_TASK MATERIAL_

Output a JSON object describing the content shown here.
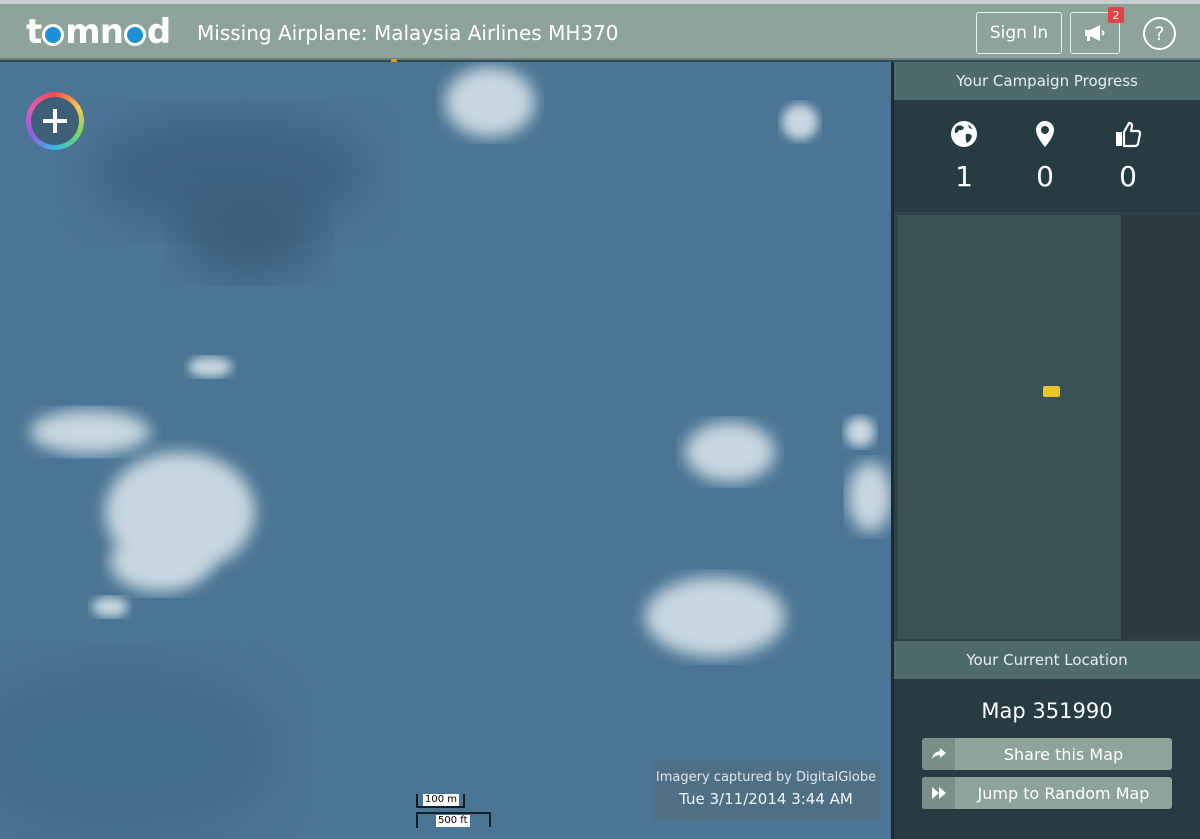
{
  "header": {
    "logo_text": "tomnod",
    "title": "Missing Airplane: Malaysia Airlines MH370",
    "sign_in": "Sign In",
    "notification_count": "2",
    "help": "?"
  },
  "map": {
    "attribution_line1": "Imagery captured by DigitalGlobe",
    "attribution_line2": "Tue 3/11/2014 3:44 AM",
    "scale_metric": "100 m",
    "scale_imperial": "500 ft"
  },
  "sidebar": {
    "progress_title": "Your Campaign Progress",
    "stats": [
      {
        "icon": "globe-icon",
        "value": "1"
      },
      {
        "icon": "map-pin-icon",
        "value": "0"
      },
      {
        "icon": "thumbs-up-icon",
        "value": "0"
      }
    ],
    "location_title": "Your Current Location",
    "map_label": "Map 351990",
    "share_button": "Share this Map",
    "jump_button": "Jump to Random Map"
  },
  "colors": {
    "header_bg": "#8ea39a",
    "ocean": "#4b7594",
    "marker": "#e7c625",
    "badge": "#e04545"
  }
}
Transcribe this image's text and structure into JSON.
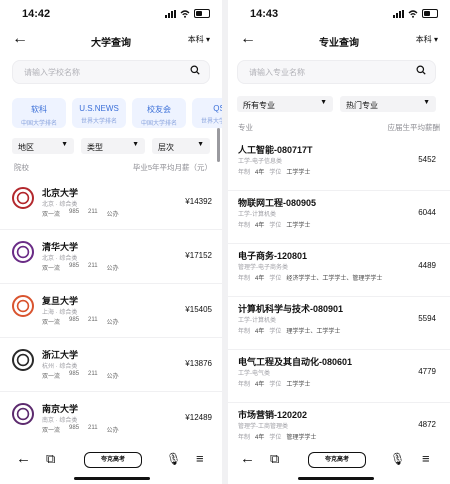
{
  "left": {
    "time": "14:42",
    "title": "大学查询",
    "level": "本科",
    "search_placeholder": "请输入学校名称",
    "rankings": [
      {
        "title": "软科",
        "subtitle": "中国大学排名"
      },
      {
        "title": "U.S.NEWS",
        "subtitle": "世界大学排名"
      },
      {
        "title": "校友会",
        "subtitle": "中国大学排名"
      },
      {
        "title": "QS",
        "subtitle": "世界大学排名"
      }
    ],
    "filters": [
      "地区",
      "类型",
      "层次"
    ],
    "col_school": "院校",
    "col_salary": "毕业5年平均月薪（元）",
    "universities": [
      {
        "name": "北京大学",
        "location": "北京 · 综合类",
        "tags": [
          "双一流",
          "985",
          "211",
          "公办"
        ],
        "salary": "¥14392",
        "logo_color": "#b3282d"
      },
      {
        "name": "清华大学",
        "location": "北京 · 综合类",
        "tags": [
          "双一流",
          "985",
          "211",
          "公办"
        ],
        "salary": "¥17152",
        "logo_color": "#6a2c86"
      },
      {
        "name": "复旦大学",
        "location": "上海 · 综合类",
        "tags": [
          "双一流",
          "985",
          "211",
          "公办"
        ],
        "salary": "¥15405",
        "logo_color": "#d9542f"
      },
      {
        "name": "浙江大学",
        "location": "杭州 · 综合类",
        "tags": [
          "双一流",
          "985",
          "211",
          "公办"
        ],
        "salary": "¥13876",
        "logo_color": "#2a2a2a"
      },
      {
        "name": "南京大学",
        "location": "南京 · 综合类",
        "tags": [
          "双一流",
          "985",
          "211",
          "公办"
        ],
        "salary": "¥12489",
        "logo_color": "#5c2a6e"
      }
    ],
    "bottom_pill": "夸克高考"
  },
  "right": {
    "time": "14:43",
    "title": "专业查询",
    "level": "本科",
    "search_placeholder": "请输入专业名称",
    "filters": [
      "所有专业",
      "热门专业"
    ],
    "col_major": "专业",
    "col_salary": "应届生平均薪酬",
    "majors": [
      {
        "name": "人工智能-080717T",
        "category": "工学-电子信息类",
        "years_label": "年制",
        "years": "4年",
        "degree_label": "学位",
        "degree": "工学学士",
        "salary": "5452"
      },
      {
        "name": "物联网工程-080905",
        "category": "工学-计算机类",
        "years_label": "年制",
        "years": "4年",
        "degree_label": "学位",
        "degree": "工学学士",
        "salary": "6044"
      },
      {
        "name": "电子商务-120801",
        "category": "管理学-电子商务类",
        "years_label": "年制",
        "years": "4年",
        "degree_label": "学位",
        "degree": "经济学学士、工学学士、管理学学士",
        "salary": "4489"
      },
      {
        "name": "计算机科学与技术-080901",
        "category": "工学-计算机类",
        "years_label": "年制",
        "years": "4年",
        "degree_label": "学位",
        "degree": "理学学士、工学学士",
        "salary": "5594"
      },
      {
        "name": "电气工程及其自动化-080601",
        "category": "工学-电气类",
        "years_label": "年制",
        "years": "4年",
        "degree_label": "学位",
        "degree": "工学学士",
        "salary": "4779"
      },
      {
        "name": "市场营销-120202",
        "category": "管理学-工商管理类",
        "years_label": "年制",
        "years": "4年",
        "degree_label": "学位",
        "degree": "管理学学士",
        "salary": "4872"
      }
    ],
    "bottom_pill": "夸克高考"
  }
}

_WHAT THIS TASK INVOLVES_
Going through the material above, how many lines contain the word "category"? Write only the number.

_OUTPUT_
6